Exercise brief:
In the records below, find each line with the word "header" and copy it.
******************************
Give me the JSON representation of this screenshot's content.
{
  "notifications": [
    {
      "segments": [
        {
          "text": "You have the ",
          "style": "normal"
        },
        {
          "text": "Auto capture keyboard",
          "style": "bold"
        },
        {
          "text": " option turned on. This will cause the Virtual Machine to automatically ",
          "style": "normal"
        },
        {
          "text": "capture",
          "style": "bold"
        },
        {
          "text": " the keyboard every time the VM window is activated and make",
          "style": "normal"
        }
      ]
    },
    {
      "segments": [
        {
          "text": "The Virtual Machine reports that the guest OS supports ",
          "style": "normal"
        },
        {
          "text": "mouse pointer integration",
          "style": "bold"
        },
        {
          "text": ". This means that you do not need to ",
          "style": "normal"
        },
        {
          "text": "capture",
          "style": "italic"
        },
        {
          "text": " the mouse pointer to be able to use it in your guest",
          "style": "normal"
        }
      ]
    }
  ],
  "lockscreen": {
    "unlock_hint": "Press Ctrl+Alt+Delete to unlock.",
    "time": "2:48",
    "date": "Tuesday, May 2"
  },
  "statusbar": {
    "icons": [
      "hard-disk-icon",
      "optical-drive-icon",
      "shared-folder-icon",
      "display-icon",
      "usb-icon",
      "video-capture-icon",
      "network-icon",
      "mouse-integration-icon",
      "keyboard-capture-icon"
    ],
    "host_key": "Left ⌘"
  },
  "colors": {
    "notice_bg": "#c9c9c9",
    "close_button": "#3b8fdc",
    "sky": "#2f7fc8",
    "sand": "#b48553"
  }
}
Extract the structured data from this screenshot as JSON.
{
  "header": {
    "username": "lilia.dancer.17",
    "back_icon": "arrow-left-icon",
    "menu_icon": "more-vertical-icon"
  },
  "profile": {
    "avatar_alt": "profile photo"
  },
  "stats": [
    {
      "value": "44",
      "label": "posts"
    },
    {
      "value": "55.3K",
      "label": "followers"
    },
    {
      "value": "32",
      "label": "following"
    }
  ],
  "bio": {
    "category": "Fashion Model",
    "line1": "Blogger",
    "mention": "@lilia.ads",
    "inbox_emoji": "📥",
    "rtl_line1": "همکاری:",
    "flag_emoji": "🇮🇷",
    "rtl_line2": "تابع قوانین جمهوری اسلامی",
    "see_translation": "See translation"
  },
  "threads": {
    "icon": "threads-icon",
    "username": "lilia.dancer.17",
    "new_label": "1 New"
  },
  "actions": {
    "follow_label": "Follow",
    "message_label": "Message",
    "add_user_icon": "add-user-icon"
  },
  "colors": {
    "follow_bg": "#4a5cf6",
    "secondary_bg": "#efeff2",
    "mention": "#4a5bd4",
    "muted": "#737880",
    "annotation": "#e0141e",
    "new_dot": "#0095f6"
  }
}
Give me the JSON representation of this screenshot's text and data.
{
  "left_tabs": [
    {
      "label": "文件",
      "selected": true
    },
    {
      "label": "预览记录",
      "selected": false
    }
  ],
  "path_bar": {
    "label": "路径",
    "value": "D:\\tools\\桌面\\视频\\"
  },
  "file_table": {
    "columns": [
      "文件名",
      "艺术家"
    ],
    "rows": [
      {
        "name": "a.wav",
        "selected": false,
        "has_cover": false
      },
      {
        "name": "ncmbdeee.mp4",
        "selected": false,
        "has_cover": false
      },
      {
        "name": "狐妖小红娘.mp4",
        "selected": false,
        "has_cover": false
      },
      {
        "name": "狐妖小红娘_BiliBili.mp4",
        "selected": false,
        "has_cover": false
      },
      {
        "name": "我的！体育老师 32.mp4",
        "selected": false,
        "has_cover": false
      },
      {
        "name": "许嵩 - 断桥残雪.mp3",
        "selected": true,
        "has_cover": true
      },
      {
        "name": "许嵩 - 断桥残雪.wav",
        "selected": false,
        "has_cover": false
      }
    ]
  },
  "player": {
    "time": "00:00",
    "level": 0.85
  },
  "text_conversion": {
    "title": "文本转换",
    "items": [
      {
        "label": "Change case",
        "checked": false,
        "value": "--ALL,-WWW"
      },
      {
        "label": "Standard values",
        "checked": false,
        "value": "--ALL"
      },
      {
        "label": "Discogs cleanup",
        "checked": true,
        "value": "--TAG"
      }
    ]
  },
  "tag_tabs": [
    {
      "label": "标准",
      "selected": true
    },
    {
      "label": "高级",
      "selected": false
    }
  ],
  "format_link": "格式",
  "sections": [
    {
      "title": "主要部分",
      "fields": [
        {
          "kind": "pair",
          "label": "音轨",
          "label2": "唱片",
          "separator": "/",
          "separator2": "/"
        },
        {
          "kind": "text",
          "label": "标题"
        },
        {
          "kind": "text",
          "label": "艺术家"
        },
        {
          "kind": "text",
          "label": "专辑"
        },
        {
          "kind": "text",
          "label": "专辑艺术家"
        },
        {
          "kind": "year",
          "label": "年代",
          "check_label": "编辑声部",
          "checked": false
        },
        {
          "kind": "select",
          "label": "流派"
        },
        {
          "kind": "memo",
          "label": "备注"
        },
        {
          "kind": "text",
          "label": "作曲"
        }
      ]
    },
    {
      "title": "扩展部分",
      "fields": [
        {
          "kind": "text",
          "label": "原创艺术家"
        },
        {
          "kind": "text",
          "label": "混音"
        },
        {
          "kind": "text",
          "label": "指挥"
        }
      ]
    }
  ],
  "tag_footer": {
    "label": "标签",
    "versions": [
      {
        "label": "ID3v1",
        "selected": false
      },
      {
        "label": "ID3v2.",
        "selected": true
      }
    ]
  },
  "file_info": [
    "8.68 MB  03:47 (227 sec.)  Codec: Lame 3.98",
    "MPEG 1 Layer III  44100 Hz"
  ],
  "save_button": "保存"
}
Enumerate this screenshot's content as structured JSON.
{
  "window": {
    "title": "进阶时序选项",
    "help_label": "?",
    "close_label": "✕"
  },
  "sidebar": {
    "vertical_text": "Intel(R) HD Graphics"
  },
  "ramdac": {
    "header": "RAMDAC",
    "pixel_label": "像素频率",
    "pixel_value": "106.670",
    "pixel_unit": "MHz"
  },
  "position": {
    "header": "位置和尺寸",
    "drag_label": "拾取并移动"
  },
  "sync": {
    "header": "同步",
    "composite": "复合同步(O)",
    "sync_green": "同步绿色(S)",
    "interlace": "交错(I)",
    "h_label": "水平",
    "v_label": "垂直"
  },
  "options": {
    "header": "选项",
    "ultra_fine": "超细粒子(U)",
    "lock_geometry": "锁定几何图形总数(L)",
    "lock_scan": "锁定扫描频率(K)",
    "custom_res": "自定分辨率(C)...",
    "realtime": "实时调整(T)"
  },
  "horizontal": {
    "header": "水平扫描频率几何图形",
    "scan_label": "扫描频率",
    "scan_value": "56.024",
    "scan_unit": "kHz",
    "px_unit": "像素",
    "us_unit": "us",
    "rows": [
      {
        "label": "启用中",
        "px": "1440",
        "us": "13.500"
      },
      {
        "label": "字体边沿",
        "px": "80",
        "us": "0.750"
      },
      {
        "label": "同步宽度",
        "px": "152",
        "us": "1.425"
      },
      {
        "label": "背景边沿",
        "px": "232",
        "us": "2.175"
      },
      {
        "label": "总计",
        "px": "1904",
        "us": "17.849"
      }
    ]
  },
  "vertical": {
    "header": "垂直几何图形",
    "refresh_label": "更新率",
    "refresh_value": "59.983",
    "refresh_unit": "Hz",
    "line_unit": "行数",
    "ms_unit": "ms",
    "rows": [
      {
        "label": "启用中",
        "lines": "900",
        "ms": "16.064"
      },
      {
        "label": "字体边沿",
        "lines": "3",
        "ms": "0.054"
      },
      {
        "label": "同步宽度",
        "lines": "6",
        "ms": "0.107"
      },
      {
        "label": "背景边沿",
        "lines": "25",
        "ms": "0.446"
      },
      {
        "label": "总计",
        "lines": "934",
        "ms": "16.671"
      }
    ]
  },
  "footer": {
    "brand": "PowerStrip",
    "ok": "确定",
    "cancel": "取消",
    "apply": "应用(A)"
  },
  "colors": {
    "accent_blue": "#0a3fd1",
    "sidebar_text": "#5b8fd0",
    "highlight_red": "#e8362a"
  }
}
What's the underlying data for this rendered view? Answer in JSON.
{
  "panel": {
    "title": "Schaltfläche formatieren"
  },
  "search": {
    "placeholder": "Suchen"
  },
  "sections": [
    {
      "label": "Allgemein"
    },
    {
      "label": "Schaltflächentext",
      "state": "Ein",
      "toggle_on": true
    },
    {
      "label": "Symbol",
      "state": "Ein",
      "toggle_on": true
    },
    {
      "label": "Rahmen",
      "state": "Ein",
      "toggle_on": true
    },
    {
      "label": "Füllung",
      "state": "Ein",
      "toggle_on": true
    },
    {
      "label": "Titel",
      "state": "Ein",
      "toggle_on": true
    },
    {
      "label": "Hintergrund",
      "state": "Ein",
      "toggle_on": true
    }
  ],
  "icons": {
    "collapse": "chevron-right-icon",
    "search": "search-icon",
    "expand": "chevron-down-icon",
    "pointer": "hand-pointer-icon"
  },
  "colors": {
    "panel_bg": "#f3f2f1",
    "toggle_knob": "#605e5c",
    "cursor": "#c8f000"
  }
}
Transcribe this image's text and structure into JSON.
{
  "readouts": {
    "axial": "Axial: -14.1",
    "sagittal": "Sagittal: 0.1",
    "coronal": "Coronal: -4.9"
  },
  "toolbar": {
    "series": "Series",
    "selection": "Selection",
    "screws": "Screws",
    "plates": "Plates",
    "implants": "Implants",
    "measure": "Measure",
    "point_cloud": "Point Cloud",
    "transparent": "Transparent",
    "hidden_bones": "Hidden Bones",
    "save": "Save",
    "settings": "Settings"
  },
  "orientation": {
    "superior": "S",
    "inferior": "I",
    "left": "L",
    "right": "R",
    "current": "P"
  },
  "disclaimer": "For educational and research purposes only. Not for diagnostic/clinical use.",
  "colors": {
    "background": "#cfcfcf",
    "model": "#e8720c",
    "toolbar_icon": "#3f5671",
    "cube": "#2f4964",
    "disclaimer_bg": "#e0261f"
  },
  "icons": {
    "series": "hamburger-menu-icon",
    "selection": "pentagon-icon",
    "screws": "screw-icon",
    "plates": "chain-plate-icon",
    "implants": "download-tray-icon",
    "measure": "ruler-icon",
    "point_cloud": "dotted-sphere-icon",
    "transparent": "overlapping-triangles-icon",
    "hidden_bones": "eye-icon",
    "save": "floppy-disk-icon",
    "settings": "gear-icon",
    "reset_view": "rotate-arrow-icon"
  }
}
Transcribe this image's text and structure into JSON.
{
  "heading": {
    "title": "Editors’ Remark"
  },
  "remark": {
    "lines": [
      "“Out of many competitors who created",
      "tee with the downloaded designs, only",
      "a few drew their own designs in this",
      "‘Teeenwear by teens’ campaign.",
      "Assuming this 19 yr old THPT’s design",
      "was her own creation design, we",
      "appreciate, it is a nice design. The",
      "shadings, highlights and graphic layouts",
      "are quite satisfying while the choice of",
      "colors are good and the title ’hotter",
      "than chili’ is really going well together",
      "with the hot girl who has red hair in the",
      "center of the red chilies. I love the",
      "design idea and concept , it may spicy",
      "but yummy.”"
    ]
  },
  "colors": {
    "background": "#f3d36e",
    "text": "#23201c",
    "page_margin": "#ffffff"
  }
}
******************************
Answer below:
  "header": {
    "header": "RAMDAC",
    "header": "位置和尺寸",
    "header": "同步",
    "header": "选项",
    "header": "水平扫描频率几何图形",
    "header": "垂直几何图形",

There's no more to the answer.